Want your daughters to be assertive leaders? Have them watch reality TV! Of course, the side effect is they will be meaner, more likely to lie, more likely to mistrust and gossip, and more likely to feel their looks define who they are.
That is the mixed bag of survey results released today by the Girls Scouts Research Institute. The responses of 1,141 girls ages 11 to 17 were compared based on whether they regularly watched reality TV. (52 percent characterized themselves as regular viewers.)
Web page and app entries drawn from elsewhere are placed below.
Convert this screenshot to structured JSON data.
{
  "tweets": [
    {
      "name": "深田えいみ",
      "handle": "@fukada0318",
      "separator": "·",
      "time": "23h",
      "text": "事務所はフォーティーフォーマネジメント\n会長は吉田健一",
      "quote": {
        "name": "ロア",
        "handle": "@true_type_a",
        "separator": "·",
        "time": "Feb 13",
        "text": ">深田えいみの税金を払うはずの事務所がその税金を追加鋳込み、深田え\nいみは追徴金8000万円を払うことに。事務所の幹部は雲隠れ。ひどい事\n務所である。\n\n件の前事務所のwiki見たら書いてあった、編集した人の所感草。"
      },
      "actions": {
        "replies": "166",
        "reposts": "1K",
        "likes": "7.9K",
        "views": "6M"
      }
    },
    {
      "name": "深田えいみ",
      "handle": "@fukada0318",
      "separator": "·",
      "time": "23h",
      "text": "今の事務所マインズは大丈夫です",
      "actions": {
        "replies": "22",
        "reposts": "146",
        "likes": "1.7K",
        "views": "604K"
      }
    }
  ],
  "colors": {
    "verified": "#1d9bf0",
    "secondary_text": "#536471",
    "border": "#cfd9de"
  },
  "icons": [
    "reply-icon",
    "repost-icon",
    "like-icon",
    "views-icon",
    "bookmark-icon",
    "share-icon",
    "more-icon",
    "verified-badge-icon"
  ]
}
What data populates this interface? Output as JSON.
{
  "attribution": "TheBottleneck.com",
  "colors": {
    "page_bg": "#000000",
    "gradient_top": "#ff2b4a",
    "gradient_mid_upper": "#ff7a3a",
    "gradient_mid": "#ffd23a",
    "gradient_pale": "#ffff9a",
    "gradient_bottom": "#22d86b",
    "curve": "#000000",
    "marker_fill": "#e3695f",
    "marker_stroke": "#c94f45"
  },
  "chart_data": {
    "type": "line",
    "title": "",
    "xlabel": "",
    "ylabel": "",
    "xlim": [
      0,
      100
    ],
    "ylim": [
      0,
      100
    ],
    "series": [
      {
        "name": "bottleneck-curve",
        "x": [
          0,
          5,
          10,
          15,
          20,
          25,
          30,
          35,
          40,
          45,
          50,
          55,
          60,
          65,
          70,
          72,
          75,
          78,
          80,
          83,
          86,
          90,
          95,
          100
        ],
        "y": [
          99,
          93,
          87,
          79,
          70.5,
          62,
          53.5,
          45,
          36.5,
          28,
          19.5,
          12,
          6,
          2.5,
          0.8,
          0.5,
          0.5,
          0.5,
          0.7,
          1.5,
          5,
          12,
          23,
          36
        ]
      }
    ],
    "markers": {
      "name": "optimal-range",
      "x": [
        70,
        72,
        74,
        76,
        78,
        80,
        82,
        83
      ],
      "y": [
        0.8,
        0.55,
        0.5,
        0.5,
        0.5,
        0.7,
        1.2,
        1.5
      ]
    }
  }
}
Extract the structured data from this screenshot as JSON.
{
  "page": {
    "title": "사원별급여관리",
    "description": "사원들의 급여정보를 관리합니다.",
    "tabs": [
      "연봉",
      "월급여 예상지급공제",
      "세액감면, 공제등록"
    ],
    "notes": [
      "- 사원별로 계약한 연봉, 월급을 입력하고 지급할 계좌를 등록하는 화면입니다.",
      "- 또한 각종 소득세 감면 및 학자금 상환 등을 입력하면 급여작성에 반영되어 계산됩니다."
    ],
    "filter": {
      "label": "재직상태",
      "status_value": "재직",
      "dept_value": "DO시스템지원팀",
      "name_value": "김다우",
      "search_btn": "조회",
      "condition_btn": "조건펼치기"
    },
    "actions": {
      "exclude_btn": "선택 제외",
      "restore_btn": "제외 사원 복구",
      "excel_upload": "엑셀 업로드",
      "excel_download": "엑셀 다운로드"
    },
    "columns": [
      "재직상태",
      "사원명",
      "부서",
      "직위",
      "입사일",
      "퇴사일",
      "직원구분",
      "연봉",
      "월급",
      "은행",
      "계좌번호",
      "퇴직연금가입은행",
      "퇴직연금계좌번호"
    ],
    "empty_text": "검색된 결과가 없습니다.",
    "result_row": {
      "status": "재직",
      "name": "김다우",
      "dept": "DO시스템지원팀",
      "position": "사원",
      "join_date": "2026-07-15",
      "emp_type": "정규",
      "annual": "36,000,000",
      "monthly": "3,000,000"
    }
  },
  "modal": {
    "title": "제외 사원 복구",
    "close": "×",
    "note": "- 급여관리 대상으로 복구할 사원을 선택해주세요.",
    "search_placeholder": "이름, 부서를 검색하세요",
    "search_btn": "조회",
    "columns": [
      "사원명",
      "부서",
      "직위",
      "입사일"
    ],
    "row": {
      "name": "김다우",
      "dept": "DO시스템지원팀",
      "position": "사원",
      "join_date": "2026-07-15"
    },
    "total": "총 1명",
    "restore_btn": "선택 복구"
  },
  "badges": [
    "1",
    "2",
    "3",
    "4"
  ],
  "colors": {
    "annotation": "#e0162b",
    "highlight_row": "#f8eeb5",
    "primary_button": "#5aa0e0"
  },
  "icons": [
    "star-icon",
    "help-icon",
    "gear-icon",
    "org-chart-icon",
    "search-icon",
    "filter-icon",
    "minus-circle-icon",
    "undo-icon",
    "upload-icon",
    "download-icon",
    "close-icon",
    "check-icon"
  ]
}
"Girls today are bombarded with media -- reality TV and otherwise -- that more frequently portrays girls and women in competition with one another rather than in support or collaboration. This perpetuates a 'mean-girl' stereotype and normalizes this behavior among girls," said Andrea Bastiani Archibald, a developmental psychologist with Girl Scouts of the USA. "We don't want girls to avoid reality TV, but want them, along with their parents, to know what they are getting into when they watch it."
There is no proof from this survey that watching reality TV causes any behavior change. It might be that aggressive girls are drawn to reality TV, rather than that reality TV causes girls to become aggressive. (With that in mind, know that my introduction to this blog was facetious. There's no proof that reality TV will turn your daughter into the school bully or the class president.) It's clear from the survey that girls aren't lemmings; the vast majority know that the makers of reality programs are trying to gain attention by portraying girls as mean or as drama queens.
So here's the good about girls who are regular reality TV viewers:
- More likely than non-viewers to aspire to leadership (46% vs. 27%).
- More likely to think they are currently seen as a leader (75% vs. 63%).
- More likely to see themselves as role models for other girls (75% vs. 61%).
- More likely to think that gossiping between girls is normal (78% vs. 54%).
- More likely to think girls are naturally catty with one another (68% vs. 50%).
- Less likely to trust other girls (63% vs. 50%).
- More likely to think they must compete for a boy's attention (78% vs. 54%).
- More likely to believe you have to lie to get what you want (37% vs. 24%).
- More likely to believe being mean earns more respect than being nice (37% vs. 25%).
- More likely to believe you have to be mean to others to get what you want (28% vs. 18%).